START RECORDS FOR PROCESSING
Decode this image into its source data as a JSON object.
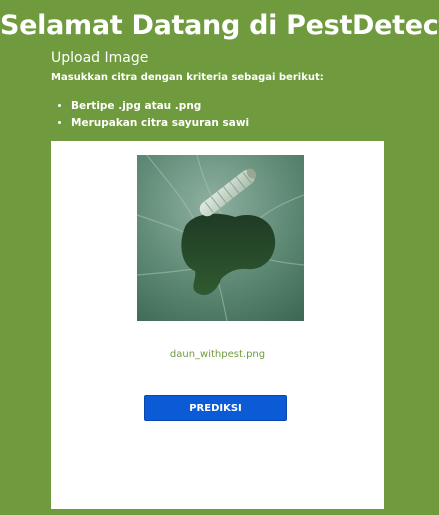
{
  "header": {
    "title": "Selamat Datang di PestDetect",
    "subtitle": "Upload Image",
    "instructions": "Masukkan citra dengan kriteria sebagai berikut:"
  },
  "requirements": [
    "Bertipe .jpg atau .png",
    "Merupakan citra sayuran sawi"
  ],
  "upload": {
    "preview_image": "caterpillar-on-mustard-leaf-photo",
    "filename": "daun_withpest.png",
    "predict_label": "PREDIKSI"
  },
  "colors": {
    "background": "#6f9b3e",
    "card": "#ffffff",
    "button": "#0b5bd7",
    "filename_text": "#6f9b3e"
  }
}
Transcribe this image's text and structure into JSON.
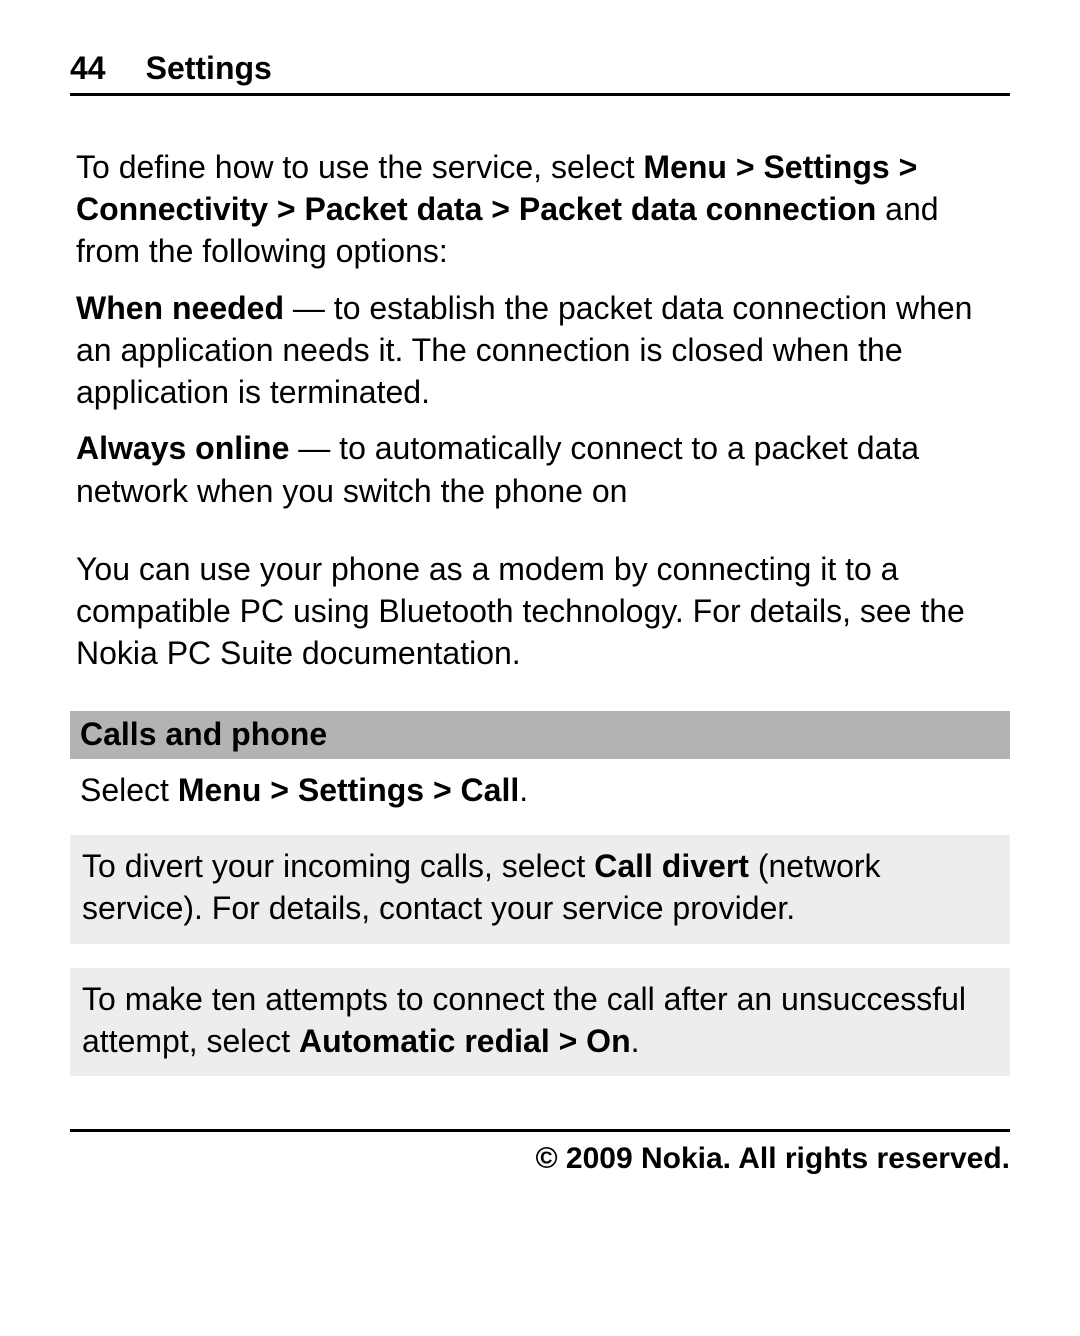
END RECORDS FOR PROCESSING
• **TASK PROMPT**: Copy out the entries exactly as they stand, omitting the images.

• **PROBLEM SOLUTION**:
Decode this image into its source data as a JSON object.
{
  "header": {
    "title": "Selamat Datang di PestDetect",
    "subtitle": "Upload Image",
    "instructions": "Masukkan citra dengan kriteria sebagai berikut:"
  },
  "requirements": [
    "Bertipe .jpg atau .png",
    "Merupakan citra sayuran sawi"
  ],
  "upload": {
    "preview_image": "caterpillar-on-mustard-leaf-photo",
    "filename": "daun_withpest.png",
    "predict_label": "PREDIKSI"
  },
  "colors": {
    "background": "#6f9b3e",
    "card": "#ffffff",
    "button": "#0b5bd7",
    "filename_text": "#6f9b3e"
  }
}
Transcribe this image's text and structure into JSON.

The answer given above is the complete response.